+++ TASK INPUT +++
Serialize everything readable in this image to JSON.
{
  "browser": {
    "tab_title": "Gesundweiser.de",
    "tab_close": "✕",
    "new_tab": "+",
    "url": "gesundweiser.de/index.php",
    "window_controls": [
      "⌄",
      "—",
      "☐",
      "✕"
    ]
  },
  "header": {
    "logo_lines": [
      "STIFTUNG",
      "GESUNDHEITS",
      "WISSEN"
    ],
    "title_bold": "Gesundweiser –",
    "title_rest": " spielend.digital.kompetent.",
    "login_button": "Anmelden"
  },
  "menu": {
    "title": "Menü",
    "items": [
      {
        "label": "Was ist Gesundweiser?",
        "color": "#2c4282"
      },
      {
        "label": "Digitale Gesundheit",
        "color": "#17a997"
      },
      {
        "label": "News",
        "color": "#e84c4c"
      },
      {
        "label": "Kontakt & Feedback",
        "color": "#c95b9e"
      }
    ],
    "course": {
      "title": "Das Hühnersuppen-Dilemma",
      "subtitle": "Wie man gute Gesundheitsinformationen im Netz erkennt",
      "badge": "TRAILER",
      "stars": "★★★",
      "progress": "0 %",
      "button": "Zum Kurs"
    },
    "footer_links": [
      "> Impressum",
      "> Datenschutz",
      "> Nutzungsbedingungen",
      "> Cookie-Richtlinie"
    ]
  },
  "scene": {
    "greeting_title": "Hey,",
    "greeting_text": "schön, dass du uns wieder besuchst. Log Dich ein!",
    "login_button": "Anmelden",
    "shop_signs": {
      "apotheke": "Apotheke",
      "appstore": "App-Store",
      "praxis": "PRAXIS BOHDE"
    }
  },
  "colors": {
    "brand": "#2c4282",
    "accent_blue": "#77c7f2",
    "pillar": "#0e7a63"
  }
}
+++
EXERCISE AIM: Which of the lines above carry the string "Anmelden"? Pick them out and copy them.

EXERCISE SOLUTION:
    "login_button": "Anmelden"
    "login_button": "Anmelden",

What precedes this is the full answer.